You like rockets? Well, similar to NASA calling, this is the way Canadians hurtle themselves across (a snowy) space. Gently squeeze that throttle, feel the overpowering torque of the sleigh between your thighs, loudly ripping across the sweet powdery slopes. Roar. Braaap. Laugh. Scream with joy. This is winter in British Columbia, the new snowmobiling capital of the world.

Snowmobiling is an incredible rush, and it’s crazy risky — and there’s no better place to try it than in the powder-filled ski towns of British Columbia, where it’s becoming more popular than ever. If you have the guts to give it a go, here’s the lowdown on everything you need to know about snowmobiling in BC.

What is snowmobiling?

Photo: Globe Guide Media Inc/Shutterstock
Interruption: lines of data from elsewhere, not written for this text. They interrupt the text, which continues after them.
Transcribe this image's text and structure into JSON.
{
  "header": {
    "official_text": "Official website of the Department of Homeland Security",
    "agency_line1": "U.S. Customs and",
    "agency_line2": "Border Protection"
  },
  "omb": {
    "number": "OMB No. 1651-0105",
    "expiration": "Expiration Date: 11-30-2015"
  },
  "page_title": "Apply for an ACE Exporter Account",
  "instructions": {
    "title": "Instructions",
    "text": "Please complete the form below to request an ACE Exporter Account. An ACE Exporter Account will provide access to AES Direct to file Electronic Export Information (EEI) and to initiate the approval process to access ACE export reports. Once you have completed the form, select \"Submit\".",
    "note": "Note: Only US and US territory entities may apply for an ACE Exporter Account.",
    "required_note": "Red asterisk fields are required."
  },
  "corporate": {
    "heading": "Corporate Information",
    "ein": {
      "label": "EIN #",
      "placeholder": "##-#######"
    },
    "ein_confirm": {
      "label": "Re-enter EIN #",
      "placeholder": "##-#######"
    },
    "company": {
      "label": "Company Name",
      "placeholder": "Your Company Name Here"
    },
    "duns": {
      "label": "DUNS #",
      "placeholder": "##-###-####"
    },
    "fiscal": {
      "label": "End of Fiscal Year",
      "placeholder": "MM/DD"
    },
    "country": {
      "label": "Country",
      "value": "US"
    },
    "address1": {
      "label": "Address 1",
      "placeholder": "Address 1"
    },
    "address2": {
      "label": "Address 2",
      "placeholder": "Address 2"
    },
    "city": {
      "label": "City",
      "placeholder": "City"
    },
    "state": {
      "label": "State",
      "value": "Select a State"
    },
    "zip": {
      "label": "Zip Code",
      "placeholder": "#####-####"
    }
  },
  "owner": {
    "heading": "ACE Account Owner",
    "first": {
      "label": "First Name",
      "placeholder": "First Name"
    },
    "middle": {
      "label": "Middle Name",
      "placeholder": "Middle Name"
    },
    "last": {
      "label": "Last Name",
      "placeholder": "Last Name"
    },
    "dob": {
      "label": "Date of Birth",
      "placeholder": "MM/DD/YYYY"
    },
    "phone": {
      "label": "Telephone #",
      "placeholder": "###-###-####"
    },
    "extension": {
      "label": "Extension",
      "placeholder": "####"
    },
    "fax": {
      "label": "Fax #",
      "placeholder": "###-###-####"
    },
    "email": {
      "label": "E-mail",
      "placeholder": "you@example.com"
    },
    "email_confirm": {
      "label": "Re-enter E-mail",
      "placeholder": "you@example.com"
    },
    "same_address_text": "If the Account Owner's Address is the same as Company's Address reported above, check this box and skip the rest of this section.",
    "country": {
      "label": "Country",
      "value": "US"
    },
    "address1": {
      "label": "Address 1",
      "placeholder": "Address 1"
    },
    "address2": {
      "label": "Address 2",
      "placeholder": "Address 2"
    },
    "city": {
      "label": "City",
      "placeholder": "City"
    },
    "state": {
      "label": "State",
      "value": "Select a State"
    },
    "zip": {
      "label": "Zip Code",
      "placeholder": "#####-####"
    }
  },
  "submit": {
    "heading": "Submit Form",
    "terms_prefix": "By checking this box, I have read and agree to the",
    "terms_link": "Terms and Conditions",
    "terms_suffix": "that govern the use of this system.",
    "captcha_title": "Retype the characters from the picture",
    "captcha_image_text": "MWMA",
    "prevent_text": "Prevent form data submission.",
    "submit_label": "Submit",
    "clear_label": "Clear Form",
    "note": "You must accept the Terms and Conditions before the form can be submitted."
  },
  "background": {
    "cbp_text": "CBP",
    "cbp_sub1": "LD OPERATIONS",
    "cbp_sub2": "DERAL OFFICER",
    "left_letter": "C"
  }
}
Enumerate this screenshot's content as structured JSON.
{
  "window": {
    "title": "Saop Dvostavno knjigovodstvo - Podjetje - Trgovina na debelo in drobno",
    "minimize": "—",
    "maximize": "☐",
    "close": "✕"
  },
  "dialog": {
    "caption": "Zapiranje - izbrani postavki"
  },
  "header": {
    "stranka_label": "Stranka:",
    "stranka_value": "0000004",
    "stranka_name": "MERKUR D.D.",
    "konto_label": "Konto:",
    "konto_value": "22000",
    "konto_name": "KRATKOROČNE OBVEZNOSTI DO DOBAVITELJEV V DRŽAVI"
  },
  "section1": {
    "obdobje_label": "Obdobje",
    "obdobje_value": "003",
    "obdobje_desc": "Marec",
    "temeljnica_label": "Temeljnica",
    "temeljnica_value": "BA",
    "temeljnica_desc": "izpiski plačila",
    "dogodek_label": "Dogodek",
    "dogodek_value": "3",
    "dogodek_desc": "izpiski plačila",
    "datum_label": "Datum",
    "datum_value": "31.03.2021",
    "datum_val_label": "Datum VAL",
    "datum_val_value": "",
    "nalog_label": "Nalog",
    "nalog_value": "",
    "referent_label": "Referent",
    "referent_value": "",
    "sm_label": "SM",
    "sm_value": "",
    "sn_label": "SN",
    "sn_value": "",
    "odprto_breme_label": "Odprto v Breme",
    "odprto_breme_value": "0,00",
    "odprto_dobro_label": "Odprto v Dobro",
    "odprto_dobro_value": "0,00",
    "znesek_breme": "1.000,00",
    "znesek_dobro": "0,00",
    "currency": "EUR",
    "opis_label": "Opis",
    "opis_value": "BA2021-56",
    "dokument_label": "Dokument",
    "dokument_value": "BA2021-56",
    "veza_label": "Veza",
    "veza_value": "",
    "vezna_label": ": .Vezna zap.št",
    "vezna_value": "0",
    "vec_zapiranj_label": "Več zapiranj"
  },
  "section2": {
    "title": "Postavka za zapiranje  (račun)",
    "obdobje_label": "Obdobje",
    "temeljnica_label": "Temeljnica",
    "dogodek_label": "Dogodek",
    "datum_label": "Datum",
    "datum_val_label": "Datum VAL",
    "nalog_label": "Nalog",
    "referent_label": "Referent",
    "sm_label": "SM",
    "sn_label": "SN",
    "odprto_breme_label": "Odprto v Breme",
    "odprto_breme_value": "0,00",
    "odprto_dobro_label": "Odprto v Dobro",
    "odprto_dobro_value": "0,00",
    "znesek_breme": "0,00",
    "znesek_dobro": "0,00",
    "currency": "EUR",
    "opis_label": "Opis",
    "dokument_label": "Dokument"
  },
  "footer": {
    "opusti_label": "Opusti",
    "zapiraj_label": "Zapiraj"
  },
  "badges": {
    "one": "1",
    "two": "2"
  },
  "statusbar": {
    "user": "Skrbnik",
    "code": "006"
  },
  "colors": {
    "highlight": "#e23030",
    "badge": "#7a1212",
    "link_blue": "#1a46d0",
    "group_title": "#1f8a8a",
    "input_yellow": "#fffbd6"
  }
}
Snowmobiling is as Canadian as cheesy poutine and pond hockey. Canadians buy a third of the world’s snowmobiles every year. Up here in BC, local clubs rev up thousands of snowmobiles each winter to enjoy the thrills of riding a tracked machine. You sit on a long, padded cushion seat atop a brilliantly designed steel frame that encases the rubber track, which provides traction on trails and deep powder laps. Don’t worry, the front engine provides plenty of juice to propel you across both snow and ice.

What was once a tool for work and transportation in communities with limited accessibility in winter has now become a regular, everyday sliding joy for many — and the growth of participation in “sledding,” as it’s called, has taken off faster than the full-throttle horsepower under their feet.

But listen up. Although snowmobiling is adrenaline-inducing, it’s critical you pay serious attention when it comes to these wild horses. Be safe and develop your skills before freaking pinning it. Be wise with both riding and snow safety awareness; they go hand-in-hand. You must heed Avalanche Canada’s forecasts and, most importantly, begin sledding with guides first and experienced friends after that.

Your guide will share safe riding skills and handling tips, and they’ll point out important local signage. Many areas are closed to riding in order to protect the wildlife and national parks, or they’re being reserved for non-motorized use. That being said, let’s go ride the goods. Here’s where to do it.

The Powder Highway — Fernie and Golden, BC

The Powder Highway loops through British Columbia’s Rocky Mountains, connecting some of the best small, hardcore ski resorts in North America. One of those Powder Highway stops, Fernie, is famous for legendary powder. That powder also makes it a sledder’s happy place. This is snow globe time, where an expansive groomed trail network leads to a variety of alpine bowls, ridge riding, and myriad natural terrain parks. Take a snowmobile clinic with Weir Boondocking and learn to handle your pocket rocket from pros.

There’s something about Golden, BC, that screams, “RIDE HERE.” Maybe it’s because when you drive down a main street, you’ll see it lined with snowmobile-towing pickup trucks. They kind of give away the secret that you’ve landed in piston paradise. Check out the Kicking Horse snowmobile tours at Rocky Mountain Riders to get that taste. Feel like forested trails or shooting for the moon — straight up to the sky? There are snowy, rideable peaks aplenty here.

Mining history — Wells, BC, and the Gold Rush Snowmobile Trail

Photo: District of Wells/Facebook

Going into the heart of central British Columbia, here lies a vast expanse of trees, ranges of peaks, and the real feeling of discovery. Wells is just a bit off the beaten path, but who can resist hanging with the wild folk, old timers, miners, cowboys, and dirtbags who gather, ride, and share one heck of a beautiful spot? Wells, British Columbia, probably doesn’t ring a bell, but it should. It’s got a bonanza of trails. Some of those paths head to the high country, some lead to powder-filled meadows, and others to forgotten structures from mining-town days gone by.

For a deeper dive into BC’s mining past, strike it rich on the Gold Rush Snowmobile Trail. Few long trails have so much history; each bend unfolds a tale. Be a pioneer, sled the gold rush trail, and follow the 1850s miners’ trail across high passes, through densely forested valleys, and into alpine snow-filled basins. Some places still show tunnels of hope along this 280-mile winter journey of a lifetime.

The northern wilderness — Smithers, British Columbia

Smithers, British Columbia, is a place where a tremendous refresh happens, where you can feel like you are all alone in your own winter wonderland. Flakes feel sweeter here, along miles of mountain trails that fork into endless alpine or leave you to your own private snow bowl. Go with Harvey Mountain Adventures as they’ll show you a good time, northern style.

Going coastal — Whistler, BC

Photo: Blackcomb Snowmobile/Facebook

Right next to the largest ski resort in North America, limitless sledding is calling. You’ll find something for every age and rider level here, from cabins and campfires to fondue dinners after spinning your treads. There are miles of riding options from alpine to valley floor. Go guided: Check out Whistler’s array of snowmobile adventures — like the folks at Blackcomb Snowmobile — and let the friendly, caring team introduce you to a classic Canadian adventure.